I received an advance reader copy in exchange for a fair review from Weapenry Co-Op via Netgalley.
So a girl comes home to dad. Meets a guy who’s actually a fairy…basically an evil-selfish type of fairy. She starts to like the guy even though they both know their relationship is going nowhere because of duh, circumstances. But still he’s uber hot, rich, and shows up when he’s not wanted. There’s another guy that likes her – but pass they’re just friends, and no matter if he is the only thing normal in her life she just doesn’t like him like that. Enter in another guy and he is sort of more human, but still has special powers. What are these powers? He’s a Native American who’s from a clan granted special power to counteract the fairies and keep them in check. And no matter how much he basically tells her to stay away, she still tries to force him to be her friend.
I think we’ve been here before. In fact, I know I have been here before.
Edward Cruz and Jacob Kajika are creating a mess in Cat’s life and she’s basically got to choose a life between them, because she’s too involved to turn around and pretend it isn’t happening. Also, she’s dumb and keeps entangling herself more and more between the several century long feud between these families.
Okay, so the book was mostly entertaining. And I mean entertaining in the way that you find shows like Teen Mom entertaining.

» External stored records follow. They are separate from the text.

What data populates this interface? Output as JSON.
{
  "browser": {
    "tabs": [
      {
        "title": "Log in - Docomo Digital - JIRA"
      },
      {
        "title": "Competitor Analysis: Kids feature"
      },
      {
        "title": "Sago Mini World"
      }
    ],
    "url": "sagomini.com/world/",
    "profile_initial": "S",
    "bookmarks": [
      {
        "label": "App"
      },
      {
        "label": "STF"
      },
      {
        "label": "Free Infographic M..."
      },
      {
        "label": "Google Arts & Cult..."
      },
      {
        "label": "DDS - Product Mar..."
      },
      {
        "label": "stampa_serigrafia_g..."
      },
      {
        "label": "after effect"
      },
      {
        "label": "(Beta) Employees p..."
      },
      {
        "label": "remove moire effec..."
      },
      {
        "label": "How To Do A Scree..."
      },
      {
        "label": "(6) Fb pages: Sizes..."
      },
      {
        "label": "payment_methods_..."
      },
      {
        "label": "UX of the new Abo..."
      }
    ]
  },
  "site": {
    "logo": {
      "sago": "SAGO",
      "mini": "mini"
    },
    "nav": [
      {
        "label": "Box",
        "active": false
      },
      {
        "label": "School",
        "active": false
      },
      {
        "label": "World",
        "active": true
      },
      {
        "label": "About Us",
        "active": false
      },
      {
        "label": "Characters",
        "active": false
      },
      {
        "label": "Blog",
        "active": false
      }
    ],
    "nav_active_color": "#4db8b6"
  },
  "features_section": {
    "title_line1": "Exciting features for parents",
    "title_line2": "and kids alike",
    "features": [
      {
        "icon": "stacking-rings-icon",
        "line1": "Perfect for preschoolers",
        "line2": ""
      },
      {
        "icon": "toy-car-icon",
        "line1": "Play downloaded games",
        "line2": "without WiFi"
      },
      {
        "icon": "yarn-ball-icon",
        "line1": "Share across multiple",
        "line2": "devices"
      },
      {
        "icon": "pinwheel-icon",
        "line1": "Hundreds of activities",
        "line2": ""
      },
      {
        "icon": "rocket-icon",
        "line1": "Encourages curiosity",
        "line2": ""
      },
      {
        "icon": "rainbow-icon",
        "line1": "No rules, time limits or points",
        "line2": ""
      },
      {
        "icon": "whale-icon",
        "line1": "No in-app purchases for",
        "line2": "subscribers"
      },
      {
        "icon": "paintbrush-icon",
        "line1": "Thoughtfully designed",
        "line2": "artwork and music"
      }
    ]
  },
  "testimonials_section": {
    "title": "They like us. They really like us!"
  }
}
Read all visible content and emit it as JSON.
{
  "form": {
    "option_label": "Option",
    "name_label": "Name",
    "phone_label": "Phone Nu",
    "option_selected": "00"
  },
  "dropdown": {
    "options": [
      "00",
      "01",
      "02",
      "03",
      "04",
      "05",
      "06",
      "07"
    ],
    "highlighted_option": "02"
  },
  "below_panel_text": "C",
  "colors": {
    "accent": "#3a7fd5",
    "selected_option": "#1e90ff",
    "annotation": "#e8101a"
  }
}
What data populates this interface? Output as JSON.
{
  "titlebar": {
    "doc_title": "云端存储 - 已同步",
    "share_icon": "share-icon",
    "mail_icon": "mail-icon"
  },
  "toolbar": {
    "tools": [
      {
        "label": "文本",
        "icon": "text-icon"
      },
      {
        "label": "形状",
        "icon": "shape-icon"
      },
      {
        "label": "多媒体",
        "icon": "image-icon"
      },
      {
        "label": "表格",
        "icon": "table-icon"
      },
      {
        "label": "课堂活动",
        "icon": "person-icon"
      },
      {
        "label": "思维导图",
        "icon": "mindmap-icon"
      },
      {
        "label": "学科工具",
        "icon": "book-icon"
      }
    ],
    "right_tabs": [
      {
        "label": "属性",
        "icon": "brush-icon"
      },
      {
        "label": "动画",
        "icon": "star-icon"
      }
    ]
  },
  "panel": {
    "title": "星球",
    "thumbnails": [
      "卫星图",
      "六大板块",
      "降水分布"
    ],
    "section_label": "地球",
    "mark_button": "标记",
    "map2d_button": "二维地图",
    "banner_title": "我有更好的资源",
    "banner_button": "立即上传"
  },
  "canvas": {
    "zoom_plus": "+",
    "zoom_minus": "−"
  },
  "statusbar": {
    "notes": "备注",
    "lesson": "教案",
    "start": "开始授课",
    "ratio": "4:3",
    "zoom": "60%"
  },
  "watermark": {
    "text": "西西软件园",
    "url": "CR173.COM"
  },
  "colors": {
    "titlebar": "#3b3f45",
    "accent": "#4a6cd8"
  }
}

You know it’s not great content…but you still get sucked into it. Besides the striking similarities to Twilight, there were parts in the book that just seemed too convenient (super powers, portals, long life, mind control) or didn’t even need to be in the book at all (mallow-faerie weed). The book also jumped all over the place we have been thrown modern world elements, fae elements, made up Native American elements, and familiar elements. I sort of felt like we had our fingers in too many pots and was trying to mix them together into a book that might have some meaning.
Our protagonist is a girl who makes awful decisions and just trusts these rando’s with their magic and whatever they’re doing. I mean, what the heck is even happening here? I would think I was a schizo based on everything that I was encountering.
I just couldn’t get with a girl who goes from one guy, then another the next day. That’s just beyond flighty. On top of that, it’s not like she has any REAL connection to either of them. Considering the circumstances, the fact that she’s even attracted to the guys is slightly demented. None of the characters are believable.
The book is named after rose petals in the graves that magically kept these Native Americans preserved in their graves. But that’s it – there’s no other meaning to them. It just makes for a whimsical sounding title. Let’s call the book what it is: Native American Zombie Hunters versus Narcissistic Faeries.
I can’t even put together cognitive thoughts about this book. Gatizogin (that’s made up Gottwa for sorry), but I just didn’t like it. Now while I may rant about the book, you have to remember that I still read it to the end, even with all the other dubious head shakes – that doesn’t mean I intend to read the second book though. Pass.